◆ Exercise goal ◆
Verbatim copy, images excluded: write out each record shown below.

===============

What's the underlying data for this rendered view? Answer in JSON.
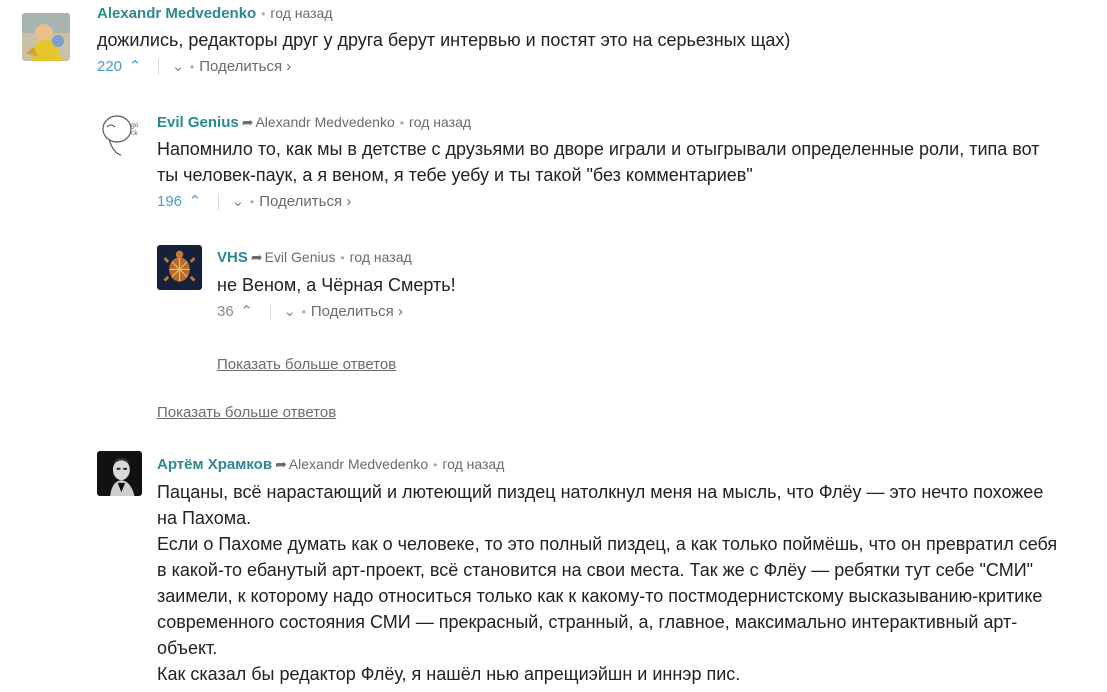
{
  "comments": [
    {
      "author": "Alexandr Medvedenko",
      "reply_to": "",
      "time": "год назад",
      "text": [
        "дожились, редакторы друг у друга берут интервью и постят это на серьезных щах)"
      ],
      "votes": "220",
      "share_label": "Поделиться ›"
    },
    {
      "author": "Evil Genius",
      "reply_to": "Alexandr Medvedenko",
      "time": "год назад",
      "text": [
        "Напомнило то, как мы в детстве с друзьями во дворе играли и отыгрывали определенные роли, типа вот ты человек-паук, а я веном, я тебе уебу и ты такой \"без комментариев\""
      ],
      "votes": "196",
      "share_label": "Поделиться ›"
    },
    {
      "author": "VHS",
      "reply_to": "Evil Genius",
      "time": "год назад",
      "text": [
        "не Веном, а Чёрная Смерть!"
      ],
      "votes": "36",
      "share_label": "Поделиться ›"
    },
    {
      "author": "Артём Храмков",
      "reply_to": "Alexandr Medvedenko",
      "time": "год назад",
      "text": [
        "Пацаны, всё нарастающий и лютеющий пиздец натолкнул меня на мысль, что Флёу — это нечто похожее на Пахома.",
        "Если о Пахоме думать как о человеке, то это полный пиздец, а как только поймёшь, что он превратил себя в какой-то ебанутый арт-проект, всё становится на свои места. Так же с Флёу — ребятки тут себе \"СМИ\" заимели, к которому надо относиться только как к какому-то постмодернистскому высказыванию-критике современного состояния СМИ — прекрасный, странный, а, главное, максимально интерактивный арт-объект.",
        "Как сказал бы редактор Флёу, я нашёл нью апрещиэйшн и иннэр пис."
      ]
    }
  ],
  "show_more_label": "Показать больше ответов",
  "icons": {
    "reply_arrow": "reply-arrow-icon",
    "upvote": "chevron-up-icon",
    "downvote": "chevron-down-icon"
  },
  "colors": {
    "author": "#2a8a8f",
    "votes_highlight": "#4a9bd1",
    "meta": "#6b6b6b"
  }
}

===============

◆ Exercise answer ◆
What's the underlying data for this rendered view? Answer in JSON.
{
  "comments": [
    {
      "author": "Alexandr Medvedenko",
      "reply_to": "",
      "time": "год назад",
      "text": [
        "дожились, редакторы друг у друга берут интервью и постят это на серьезных щах)"
      ],
      "votes": "220",
      "share_label": "Поделиться ›"
    },
    {
      "author": "Evil Genius",
      "reply_to": "Alexandr Medvedenko",
      "time": "год назад",
      "text": [
        "Напомнило то, как мы в детстве с друзьями во дворе играли и отыгрывали определенные роли, типа вот ты человек-паук, а я веном, я тебе уебу и ты такой \"без комментариев\""
      ],
      "votes": "196",
      "share_label": "Поделиться ›"
    },
    {
      "author": "VHS",
      "reply_to": "Evil Genius",
      "time": "год назад",
      "text": [
        "не Веном, а Чёрная Смерть!"
      ],
      "votes": "36",
      "share_label": "Поделиться ›"
    },
    {
      "author": "Артём Храмков",
      "reply_to": "Alexandr Medvedenko",
      "time": "год назад",
      "text": [
        "Пацаны, всё нарастающий и лютеющий пиздец натолкнул меня на мысль, что Флёу — это нечто похожее на Пахома.",
        "Если о Пахоме думать как о человеке, то это полный пиздец, а как только поймёшь, что он превратил себя в какой-то ебанутый арт-проект, всё становится на свои места. Так же с Флёу — ребятки тут себе \"СМИ\" заимели, к которому надо относиться только как к какому-то постмодернистскому высказыванию-критике современного состояния СМИ — прекрасный, странный, а, главное, максимально интерактивный арт-объект.",
        "Как сказал бы редактор Флёу, я нашёл нью апрещиэйшн и иннэр пис."
      ]
    }
  ],
  "show_more_label": "Показать больше ответов",
  "icons": {
    "reply_arrow": "reply-arrow-icon",
    "upvote": "chevron-up-icon",
    "downvote": "chevron-down-icon"
  },
  "colors": {
    "author": "#2a8a8f",
    "votes_highlight": "#4a9bd1",
    "meta": "#6b6b6b"
  }
}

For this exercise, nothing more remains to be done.